▶ **Aim of the task**
All of the lines below need to be copied exactly, apart from the pictures.

▶ **Dataset excerpts**
******
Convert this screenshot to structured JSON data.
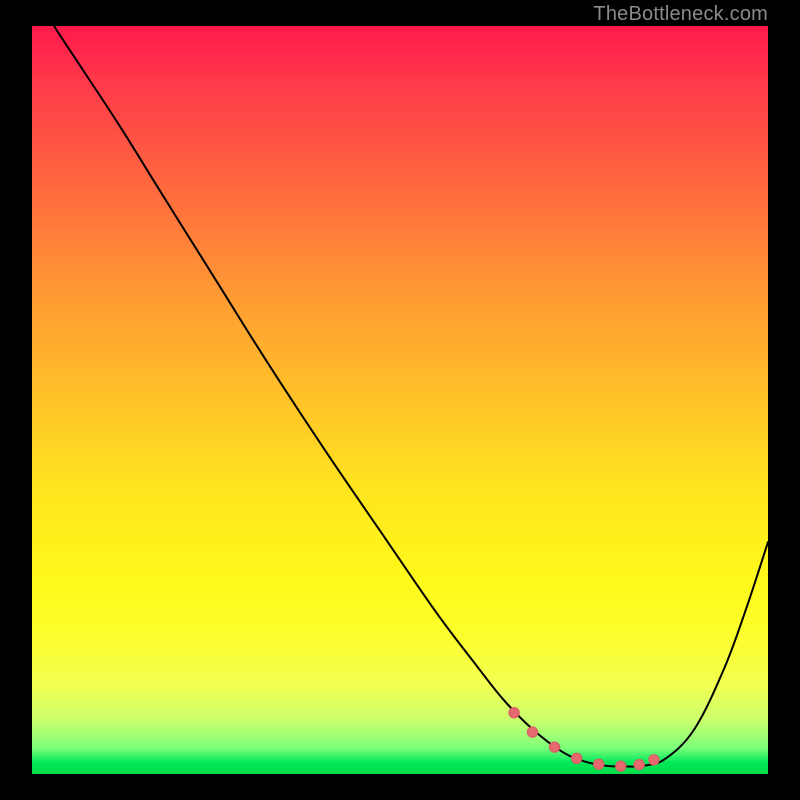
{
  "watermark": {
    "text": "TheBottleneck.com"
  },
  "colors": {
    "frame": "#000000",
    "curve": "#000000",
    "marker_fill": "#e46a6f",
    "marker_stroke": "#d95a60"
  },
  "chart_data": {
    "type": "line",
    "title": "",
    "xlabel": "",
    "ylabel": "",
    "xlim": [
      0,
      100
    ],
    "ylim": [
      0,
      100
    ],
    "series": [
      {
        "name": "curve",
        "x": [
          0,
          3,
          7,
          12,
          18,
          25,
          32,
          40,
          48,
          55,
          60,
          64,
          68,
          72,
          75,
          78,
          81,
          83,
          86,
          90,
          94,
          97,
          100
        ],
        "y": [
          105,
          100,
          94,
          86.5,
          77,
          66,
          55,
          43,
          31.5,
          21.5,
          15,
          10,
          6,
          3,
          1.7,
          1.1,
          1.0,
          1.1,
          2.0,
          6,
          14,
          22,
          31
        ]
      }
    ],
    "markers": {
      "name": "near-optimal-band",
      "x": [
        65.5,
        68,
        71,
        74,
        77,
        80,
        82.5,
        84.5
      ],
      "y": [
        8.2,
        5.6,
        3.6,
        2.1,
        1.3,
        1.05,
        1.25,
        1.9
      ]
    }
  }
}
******
▶ **Response box**
Convert this screenshot to structured JSON data.
{
  "watermark": {
    "text": "TheBottleneck.com"
  },
  "colors": {
    "frame": "#000000",
    "curve": "#000000",
    "marker_fill": "#e46a6f",
    "marker_stroke": "#d95a60"
  },
  "chart_data": {
    "type": "line",
    "title": "",
    "xlabel": "",
    "ylabel": "",
    "xlim": [
      0,
      100
    ],
    "ylim": [
      0,
      100
    ],
    "series": [
      {
        "name": "curve",
        "x": [
          0,
          3,
          7,
          12,
          18,
          25,
          32,
          40,
          48,
          55,
          60,
          64,
          68,
          72,
          75,
          78,
          81,
          83,
          86,
          90,
          94,
          97,
          100
        ],
        "y": [
          105,
          100,
          94,
          86.5,
          77,
          66,
          55,
          43,
          31.5,
          21.5,
          15,
          10,
          6,
          3,
          1.7,
          1.1,
          1.0,
          1.1,
          2.0,
          6,
          14,
          22,
          31
        ]
      }
    ],
    "markers": {
      "name": "near-optimal-band",
      "x": [
        65.5,
        68,
        71,
        74,
        77,
        80,
        82.5,
        84.5
      ],
      "y": [
        8.2,
        5.6,
        3.6,
        2.1,
        1.3,
        1.05,
        1.25,
        1.9
      ]
    }
  }
}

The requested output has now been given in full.